    Back to you question.  You shouldn't use the Soc Sec as the client's PK.  Create a standard autonumber field for the PK.

    You should have 2 tables

    ClientID -> PK autonumber

    NoteID -> PK autonumber
    ClientID -> Number (with a relation to the Clients table ClientID)

    Then you create a Clients form, and create a Notes form, and insert the Notes form within the Clients form linking the subform child/master ClientId.  Save it it should all work.


    As for your current error, if I were to hazard a guess, I suspect you set your Soc Sec number in the Notes table to Unique, and thus it will only allow you to make one entry per client.

    Daniel Pineault, 2010-2019 Microsoft MVP
    Professional Support: http://www.cardaconsultants.com
    MS Access Tips and Code Samples: http://www.devhut.net

    Monday, November 11, 2019 4:39 PM
  • If you follow Daniel's advice and use an autonumber ClientID column as the key rather than the client's social security number, and use a subform within a clients parent form for entering related notes, then you will need a means of navigating to a selected client record.  You'll find an example in DatabaseBasics.zip in my public databases folder at:


    Note that if you are using an earlier version of Access you might find that the colour of some form objects such as buttons shows incorrectly and you will need to amend the form design accordingly.  

    If you have difficulty opening the link, copy the link (NB, not the link location) and paste it into your browser's address bar.

    In this little demo file the section on 'entering data via a form/subforms' includes a simple contacts form, within which is an employers subform.  The parent form includes an unbound 'Go to Contact' combo box in which a contact is selected.  Code in the control's AfterUpdate event procedure then moves the form to the selected contact record.  As personal names can legitimately be duplicated, however, the combo box's drop down list includes each contacts address data, in addition to their names, to differentiate between two or more people of the same name.

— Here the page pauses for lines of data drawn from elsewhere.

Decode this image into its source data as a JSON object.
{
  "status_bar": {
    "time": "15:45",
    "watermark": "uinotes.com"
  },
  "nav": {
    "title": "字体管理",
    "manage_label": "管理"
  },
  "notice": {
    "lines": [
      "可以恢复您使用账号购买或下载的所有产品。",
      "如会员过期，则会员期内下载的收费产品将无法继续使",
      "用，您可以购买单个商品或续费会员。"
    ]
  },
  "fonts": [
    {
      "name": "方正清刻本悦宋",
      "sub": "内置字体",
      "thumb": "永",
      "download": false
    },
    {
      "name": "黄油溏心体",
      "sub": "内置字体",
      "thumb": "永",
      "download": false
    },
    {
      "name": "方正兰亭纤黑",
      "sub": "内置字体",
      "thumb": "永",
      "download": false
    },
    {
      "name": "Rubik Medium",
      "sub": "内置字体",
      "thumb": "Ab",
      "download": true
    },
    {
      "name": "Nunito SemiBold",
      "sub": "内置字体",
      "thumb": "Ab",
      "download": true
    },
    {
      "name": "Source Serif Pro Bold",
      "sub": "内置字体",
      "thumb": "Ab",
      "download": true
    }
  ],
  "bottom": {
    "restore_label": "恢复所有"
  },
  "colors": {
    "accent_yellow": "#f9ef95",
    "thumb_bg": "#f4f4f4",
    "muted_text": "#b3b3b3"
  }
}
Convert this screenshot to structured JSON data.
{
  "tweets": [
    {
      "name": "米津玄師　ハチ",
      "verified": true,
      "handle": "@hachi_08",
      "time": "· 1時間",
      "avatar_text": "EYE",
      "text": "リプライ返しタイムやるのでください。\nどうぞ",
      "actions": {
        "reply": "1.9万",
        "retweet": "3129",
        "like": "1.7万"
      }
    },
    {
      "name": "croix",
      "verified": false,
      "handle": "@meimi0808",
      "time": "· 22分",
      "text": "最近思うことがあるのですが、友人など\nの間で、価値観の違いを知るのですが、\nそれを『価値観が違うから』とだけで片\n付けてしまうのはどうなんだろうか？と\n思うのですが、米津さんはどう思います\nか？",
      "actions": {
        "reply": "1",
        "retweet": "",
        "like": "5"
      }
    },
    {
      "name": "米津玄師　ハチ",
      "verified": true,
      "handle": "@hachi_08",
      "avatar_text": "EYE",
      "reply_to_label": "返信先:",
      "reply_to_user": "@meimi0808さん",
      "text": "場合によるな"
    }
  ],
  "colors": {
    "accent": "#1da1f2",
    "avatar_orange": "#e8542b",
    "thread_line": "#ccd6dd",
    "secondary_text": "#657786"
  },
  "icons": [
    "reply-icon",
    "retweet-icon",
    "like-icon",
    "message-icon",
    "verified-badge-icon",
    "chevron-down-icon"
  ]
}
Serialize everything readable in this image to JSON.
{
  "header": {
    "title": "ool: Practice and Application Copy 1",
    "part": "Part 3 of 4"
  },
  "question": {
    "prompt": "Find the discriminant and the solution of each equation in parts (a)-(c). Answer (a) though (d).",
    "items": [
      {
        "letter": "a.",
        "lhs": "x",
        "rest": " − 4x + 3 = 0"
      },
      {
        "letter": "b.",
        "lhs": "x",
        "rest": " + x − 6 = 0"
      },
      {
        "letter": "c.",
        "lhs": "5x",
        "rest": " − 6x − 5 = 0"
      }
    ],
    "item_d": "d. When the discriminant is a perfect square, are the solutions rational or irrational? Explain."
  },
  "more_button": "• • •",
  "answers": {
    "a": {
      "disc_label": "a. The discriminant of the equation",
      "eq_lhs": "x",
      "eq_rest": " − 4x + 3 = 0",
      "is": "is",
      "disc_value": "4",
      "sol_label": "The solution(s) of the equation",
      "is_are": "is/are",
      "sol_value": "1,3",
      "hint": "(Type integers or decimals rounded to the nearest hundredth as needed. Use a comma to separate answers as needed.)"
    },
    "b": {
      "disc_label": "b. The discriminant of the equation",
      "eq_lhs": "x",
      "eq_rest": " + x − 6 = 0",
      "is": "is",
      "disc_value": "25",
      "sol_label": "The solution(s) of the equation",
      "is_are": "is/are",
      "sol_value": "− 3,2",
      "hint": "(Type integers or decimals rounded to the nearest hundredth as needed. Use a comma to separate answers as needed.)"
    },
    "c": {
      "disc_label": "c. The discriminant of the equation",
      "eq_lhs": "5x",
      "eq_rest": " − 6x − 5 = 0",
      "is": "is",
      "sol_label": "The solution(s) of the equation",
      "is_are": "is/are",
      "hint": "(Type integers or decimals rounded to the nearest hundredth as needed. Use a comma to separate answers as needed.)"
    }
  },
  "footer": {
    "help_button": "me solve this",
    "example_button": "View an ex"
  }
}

    If, rather than using a subform, you wish to use a stand-alone Notes form bound to a ClientNotes table, in which a client is selected when entering a new note, you can use a combo box set up in exactly the same way, but in this case with the foreign key ClientID column as its ControlSource property.  The form following the contacts form in my demo is an orders form in which a combo box is used to select a customer in this way.  The foreign key ClientID column should not be an autonumber, of course, and should be indexed non-uniquely (duplicates allowed).

    Ken Sheridan, Stafford, England

    • Edited by Ken Sheridan Monday, November 11, 2019 6:32 PM Typo corrected.
    Monday, November 11, 2019 6:31 PM
  • Elly,

    I created a very basic demo (for your scenario) for you.  Feel free to download/review it by using the following


    Look at the table design, forms, ... and you'll see it is pretty straightforward (once you've done it once or twice).

    Let us know if anything isn't clear.

    Daniel Pineault, 2010-2019 Microsoft MVP
    Professional Support: http://www.cardaconsultants.com
    MS Access Tips and Code Samples: http://www.devhut.net

    Monday, November 11, 2019 6:51 PM